**What is expected:** The entire listing below is to be written out exactly, minus the pictures.

**Exercise materials:**
###

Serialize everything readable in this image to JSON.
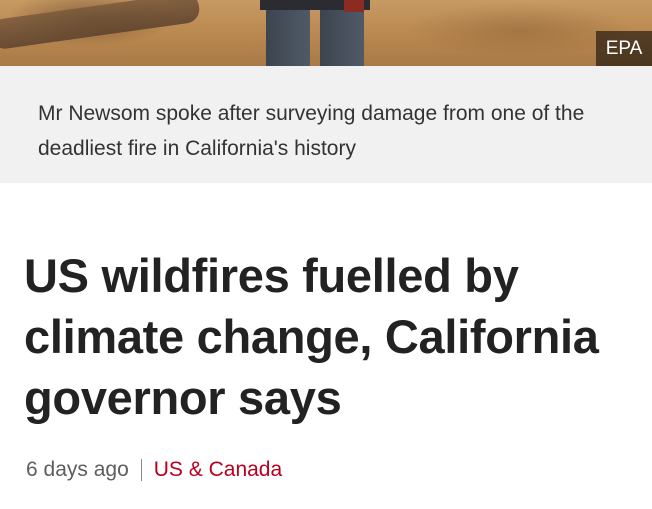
{
  "photo": {
    "credit": "EPA"
  },
  "caption": {
    "text": "Mr Newsom spoke after surveying damage from one of the deadliest fire in California's history"
  },
  "article": {
    "headline": "US wildfires fuelled by climate change, California governor says",
    "timestamp": "6 days ago",
    "section": "US & Canada"
  },
  "colors": {
    "section_link": "#b8001f",
    "caption_bg": "#f1f1f1"
  }
}
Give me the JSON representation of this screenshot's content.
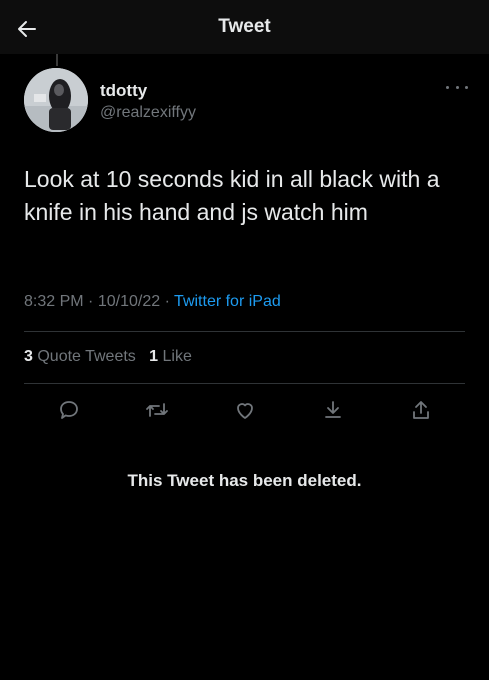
{
  "header": {
    "title": "Tweet",
    "back_icon": "arrow-left-icon"
  },
  "tweet": {
    "author_name": "tdotty",
    "author_handle": "@realzexiffyy",
    "text": "Look at 10 seconds kid in all black with a knife in his hand and js watch him",
    "time": "8:32 PM",
    "date": "10/10/22",
    "source": "Twitter for iPad",
    "separator": "·",
    "quote_count": "3",
    "quote_label": "Quote Tweets",
    "like_count": "1",
    "like_label": "Like"
  },
  "actions": [
    "reply-icon",
    "retweet-icon",
    "like-icon",
    "bookmark-icon",
    "share-icon"
  ],
  "quoted_tweet": {
    "status": "This Tweet has been deleted."
  },
  "colors": {
    "background": "#000000",
    "text": "#e7e9ea",
    "muted": "#71767b",
    "link": "#1d9bf0",
    "divider": "#2f3336"
  }
}
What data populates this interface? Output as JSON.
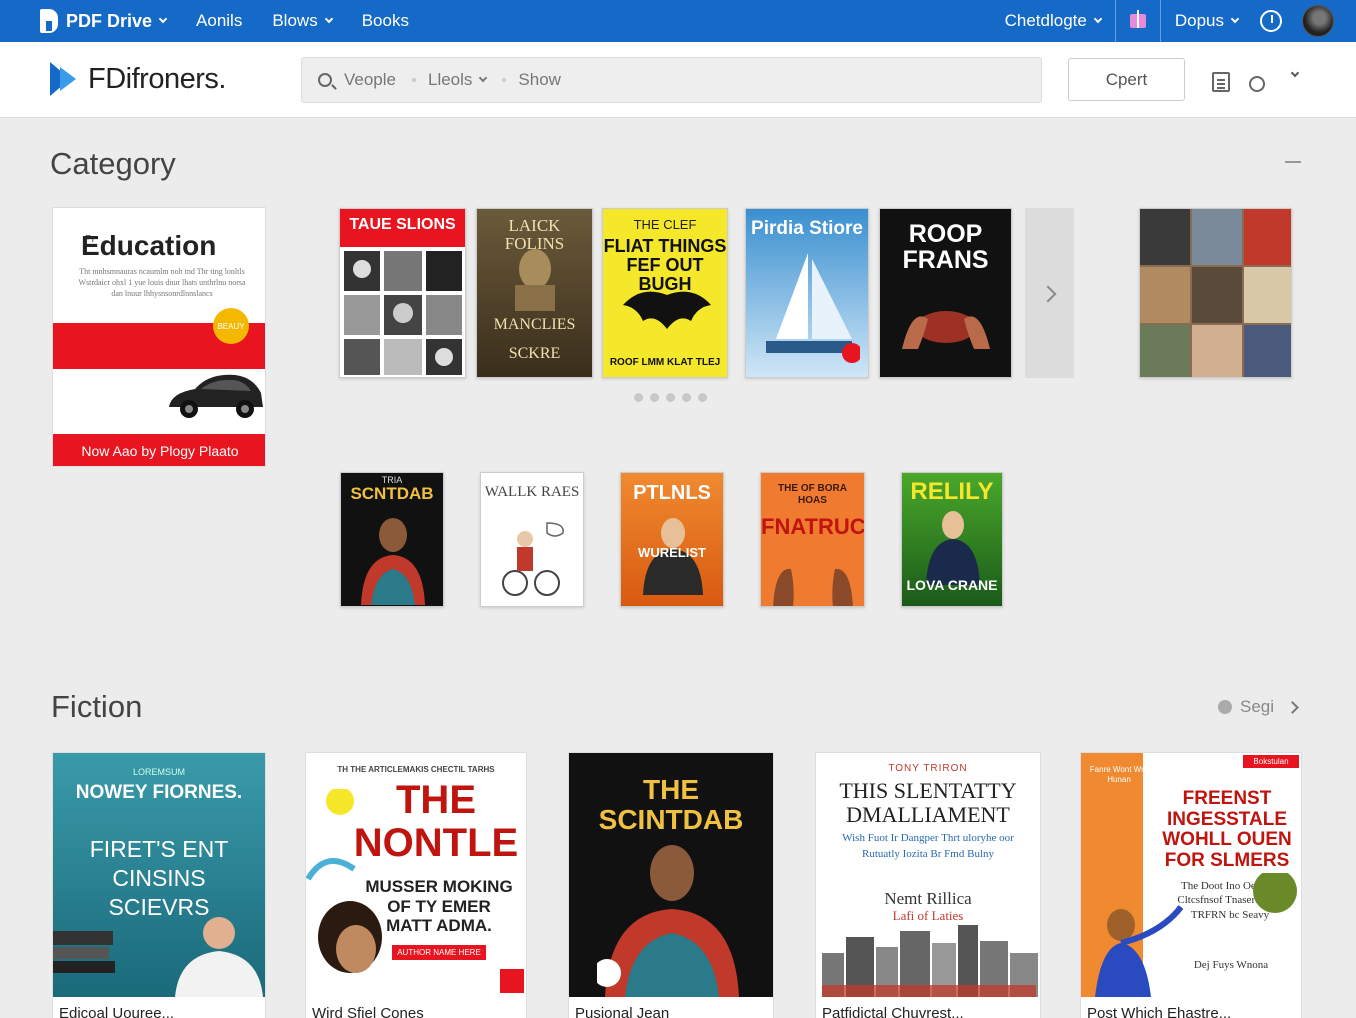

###

**Exercise output:**
Serialize everything readable in this image to JSON.
{
  "photo": {
    "credit": "EPA"
  },
  "caption": {
    "text": "Mr Newsom spoke after surveying damage from one of the deadliest fire in California's history"
  },
  "article": {
    "headline": "US wildfires fuelled by climate change, California governor says",
    "timestamp": "6 days ago",
    "section": "US & Canada"
  },
  "colors": {
    "section_link": "#b8001f",
    "caption_bg": "#f1f1f1"
  }
}
Give me the JSON representation of this screenshot's content.
{
  "header": {
    "title": "Tweet",
    "back_icon": "arrow-left-icon"
  },
  "tweet": {
    "author_name": "tdotty",
    "author_handle": "@realzexiffyy",
    "text": "Look at 10 seconds kid in all black with a knife in his hand and js watch him",
    "time": "8:32 PM",
    "date": "10/10/22",
    "source": "Twitter for iPad",
    "separator": "·",
    "quote_count": "3",
    "quote_label": "Quote Tweets",
    "like_count": "1",
    "like_label": "Like"
  },
  "actions": [
    "reply-icon",
    "retweet-icon",
    "like-icon",
    "bookmark-icon",
    "share-icon"
  ],
  "quoted_tweet": {
    "status": "This Tweet has been deleted."
  },
  "colors": {
    "background": "#000000",
    "text": "#e7e9ea",
    "muted": "#71767b",
    "link": "#1d9bf0",
    "divider": "#2f3336"
  }
}
What data populates this interface? Output as JSON.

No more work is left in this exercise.